½ red onion, chopped
½ cup apple cider vinegar
Handful raisins
Juice of ½ lemon, freshly squeezed
Pinch sugar
Salt and pepper

• Heat the oil in a large pan, add the onion and cabbage and fry for 7 minutes, stirring, until the vegetables are well coated in the oil and the cabbage has softened slightly.
• Add the raisins, apple, sugar and apple cider vinegar to the pan and cook until very tender. Check occasionally and add more water or red wine if you like. If you reduce the heat, that won’t be necessary.
• Towards the end of cooking time, add the lemon juice and season with salt and pepper.
• Serve hot or cold.

Note: Sweet and Sour Red Cabbage can be prepared ahead of time and reheated at the last minute.

TVP Stuffed Red Capsicum

Again, I took some shortcuts but I have my reasons. There is no way of making the original Turkish stuffed vegetables here in Australia. First of all, the type of capsicum we use in this dish doesn’t exist here. Not just the capsicum but also the zucchini and eggplant are unstuffable.  The original recipe uses more like a thin-skinned, banana chilli coloured capsicums. Have you seen any around? I sometimes get lucky and find the small variety in Auburn. So I had to compromise. Will you please forgive me?

1 large red capsicum
4 tbsp TVP
1 tsp heaped stock powder beef style (I used Massel’s)
1 small tomato, peeled and chopped
1 tsp onion powder
1 tbsp vegetable oil
Handful continental parsley, washed and chopped finely
Salt and pepper

• Mix together the TVP, stock powder and onion powder in a small bowl.
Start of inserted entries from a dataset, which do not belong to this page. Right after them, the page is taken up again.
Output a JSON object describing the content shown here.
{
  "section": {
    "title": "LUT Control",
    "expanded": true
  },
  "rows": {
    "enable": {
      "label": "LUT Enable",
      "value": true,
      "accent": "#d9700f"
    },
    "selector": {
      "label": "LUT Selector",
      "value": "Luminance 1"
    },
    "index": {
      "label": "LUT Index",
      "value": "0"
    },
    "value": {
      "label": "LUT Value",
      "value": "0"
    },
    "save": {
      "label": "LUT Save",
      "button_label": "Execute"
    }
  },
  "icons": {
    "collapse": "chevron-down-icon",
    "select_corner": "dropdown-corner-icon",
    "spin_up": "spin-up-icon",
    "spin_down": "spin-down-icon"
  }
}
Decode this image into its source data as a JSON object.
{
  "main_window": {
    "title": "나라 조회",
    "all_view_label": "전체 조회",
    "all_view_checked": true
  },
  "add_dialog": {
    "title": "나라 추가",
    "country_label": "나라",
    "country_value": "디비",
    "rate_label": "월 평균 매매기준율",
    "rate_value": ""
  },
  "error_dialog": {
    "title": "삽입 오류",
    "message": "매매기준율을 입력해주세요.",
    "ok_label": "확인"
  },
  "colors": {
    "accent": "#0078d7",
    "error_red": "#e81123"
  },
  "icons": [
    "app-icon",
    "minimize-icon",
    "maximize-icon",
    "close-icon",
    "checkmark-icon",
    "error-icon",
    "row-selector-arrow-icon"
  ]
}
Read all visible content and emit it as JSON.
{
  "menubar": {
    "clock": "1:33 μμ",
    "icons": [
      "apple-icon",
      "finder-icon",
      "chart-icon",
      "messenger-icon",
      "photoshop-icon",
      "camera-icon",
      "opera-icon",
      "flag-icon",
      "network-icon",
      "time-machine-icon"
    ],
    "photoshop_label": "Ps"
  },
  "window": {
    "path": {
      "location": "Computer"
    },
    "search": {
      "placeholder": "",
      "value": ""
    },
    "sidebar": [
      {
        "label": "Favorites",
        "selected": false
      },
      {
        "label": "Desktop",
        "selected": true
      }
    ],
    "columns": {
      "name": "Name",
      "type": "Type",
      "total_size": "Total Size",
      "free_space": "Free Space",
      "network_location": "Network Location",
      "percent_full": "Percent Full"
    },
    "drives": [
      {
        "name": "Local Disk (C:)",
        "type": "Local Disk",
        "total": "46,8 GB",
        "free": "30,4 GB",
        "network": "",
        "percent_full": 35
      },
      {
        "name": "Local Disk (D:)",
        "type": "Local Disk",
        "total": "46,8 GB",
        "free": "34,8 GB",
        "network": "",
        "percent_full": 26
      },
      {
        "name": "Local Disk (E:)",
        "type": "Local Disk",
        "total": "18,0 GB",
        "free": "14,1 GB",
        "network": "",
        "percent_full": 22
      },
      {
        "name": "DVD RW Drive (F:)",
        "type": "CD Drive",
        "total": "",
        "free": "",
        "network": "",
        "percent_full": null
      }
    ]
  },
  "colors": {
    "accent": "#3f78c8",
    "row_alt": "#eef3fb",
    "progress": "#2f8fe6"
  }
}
Drizzle with boiled water and fluff with a fork. Set aside.
• Put the grill on. Meanwhile, wash and dry the capsicum. Halve and remove all the gory bits like the seeds and membrane.
• Cook the capsicum under the grill until their skin is blackened and blistered. Place them on a plate and cover with a tea towel. When they are cool enough to handle peel the skin. Place them on an ovenproof dish.
• Heat the oil in a saucepan and add chopped tomatoes, salt and pepper. Cook until tomatoes are soft. Then add the TVP mixture and chopped parsley. Stir and stuff the capsicums with this mixture. Add a little bit of boiled water and heat them in the oven until they are hot, inside and out.
• Serve immediately.